“Shadowboxer” is a feature film trapped in the parameters of a short film. As a result, there is a great deal of action and emotion unattractively compressed and virtually screaming for a fuller chance to breathe.
The focus here is on Reena, a malcontent teenager living in a squalid apartment with a mother who is constantly humiliated by her obnoxious boyfriend. Reena has no respect for anyone or anything and she doesn’t feel guilty about picking fights with her would-be boyfriend or shoplifting from the supermarket where her mother is a cashier. Inevitably, Reena’s attitude gets the better of her and the worst of her mother’s boyfriend, resulting in a violent attack that puts Reena in a jail cell where she passes the time by slicing lines in her arm with a sliver of metal.
Filmmaker Vilka Tzouras clearly has an eye and ear for relating the horror and misery of an at-risk teenager’s dead-end world. The angry and frequently pathetic fights between Reena and her mother are blistering, and the performances by Melissa Martinez as Reena and Iris Little-Thomas as her mother are stunning in the intensity of their frustration with the world, each other and themselves.
But unfortunately, the film’s 28-minute running time is overclogged with too many conflicts which cannot possibly be addressed with any degree of completion. Reena’s weird relationship with her sort-of boyfriend seesaws between tease and tantrum without ever being resolved, and another friendship with a violent neighborhood girl who beats up rival teens on the street comes out of nowhere and abruptly halts.
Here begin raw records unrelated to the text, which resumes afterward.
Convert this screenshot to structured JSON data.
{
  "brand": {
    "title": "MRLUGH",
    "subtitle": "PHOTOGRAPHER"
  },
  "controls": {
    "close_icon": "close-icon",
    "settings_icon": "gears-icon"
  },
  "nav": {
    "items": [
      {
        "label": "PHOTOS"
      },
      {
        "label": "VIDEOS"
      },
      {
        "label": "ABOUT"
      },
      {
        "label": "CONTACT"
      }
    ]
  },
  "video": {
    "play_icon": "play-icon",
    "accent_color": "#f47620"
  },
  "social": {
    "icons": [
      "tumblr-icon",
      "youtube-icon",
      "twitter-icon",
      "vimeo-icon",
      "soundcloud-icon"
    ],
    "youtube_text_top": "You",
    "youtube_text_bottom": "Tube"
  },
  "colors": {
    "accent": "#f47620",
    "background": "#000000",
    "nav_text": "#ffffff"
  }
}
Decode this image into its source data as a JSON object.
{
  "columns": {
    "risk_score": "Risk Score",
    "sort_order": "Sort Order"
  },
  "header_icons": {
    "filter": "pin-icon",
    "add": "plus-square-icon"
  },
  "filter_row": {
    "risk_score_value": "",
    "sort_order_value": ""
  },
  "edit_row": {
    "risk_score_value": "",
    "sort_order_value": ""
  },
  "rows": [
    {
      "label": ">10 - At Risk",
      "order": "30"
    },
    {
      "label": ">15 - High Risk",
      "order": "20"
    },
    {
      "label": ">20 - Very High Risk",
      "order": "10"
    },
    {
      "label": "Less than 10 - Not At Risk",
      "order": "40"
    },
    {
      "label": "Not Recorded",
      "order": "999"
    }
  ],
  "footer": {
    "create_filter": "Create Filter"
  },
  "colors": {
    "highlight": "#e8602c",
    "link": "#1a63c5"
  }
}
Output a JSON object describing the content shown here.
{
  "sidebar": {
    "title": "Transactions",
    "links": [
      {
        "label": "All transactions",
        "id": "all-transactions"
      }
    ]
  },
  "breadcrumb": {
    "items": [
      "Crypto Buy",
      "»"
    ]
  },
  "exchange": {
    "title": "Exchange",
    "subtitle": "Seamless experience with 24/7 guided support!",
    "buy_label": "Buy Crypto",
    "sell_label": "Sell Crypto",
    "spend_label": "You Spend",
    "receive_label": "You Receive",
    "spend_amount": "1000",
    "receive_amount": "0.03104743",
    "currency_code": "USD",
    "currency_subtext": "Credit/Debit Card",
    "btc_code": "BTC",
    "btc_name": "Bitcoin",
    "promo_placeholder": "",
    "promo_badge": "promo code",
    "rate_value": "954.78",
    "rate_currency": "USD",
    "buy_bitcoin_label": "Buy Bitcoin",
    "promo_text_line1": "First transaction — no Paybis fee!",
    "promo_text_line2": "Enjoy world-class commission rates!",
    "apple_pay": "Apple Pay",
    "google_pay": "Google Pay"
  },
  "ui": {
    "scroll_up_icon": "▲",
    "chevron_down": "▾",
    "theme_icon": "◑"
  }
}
The film’s violent conclusion and Reena’s exile behind bars is telegraphed too far in advance to have any real impact, and the film’s final moments (Reena’s mother confronting her at the juvenile detention facility) beg for further exposition.
I am not certain if “Shadowboxer” is intended as a calling card for a longer film. If this is the case, then by all means it deserves to be expanded. There is a wealth of talent associated in this production, and with more time the story presented here could turn into something significant.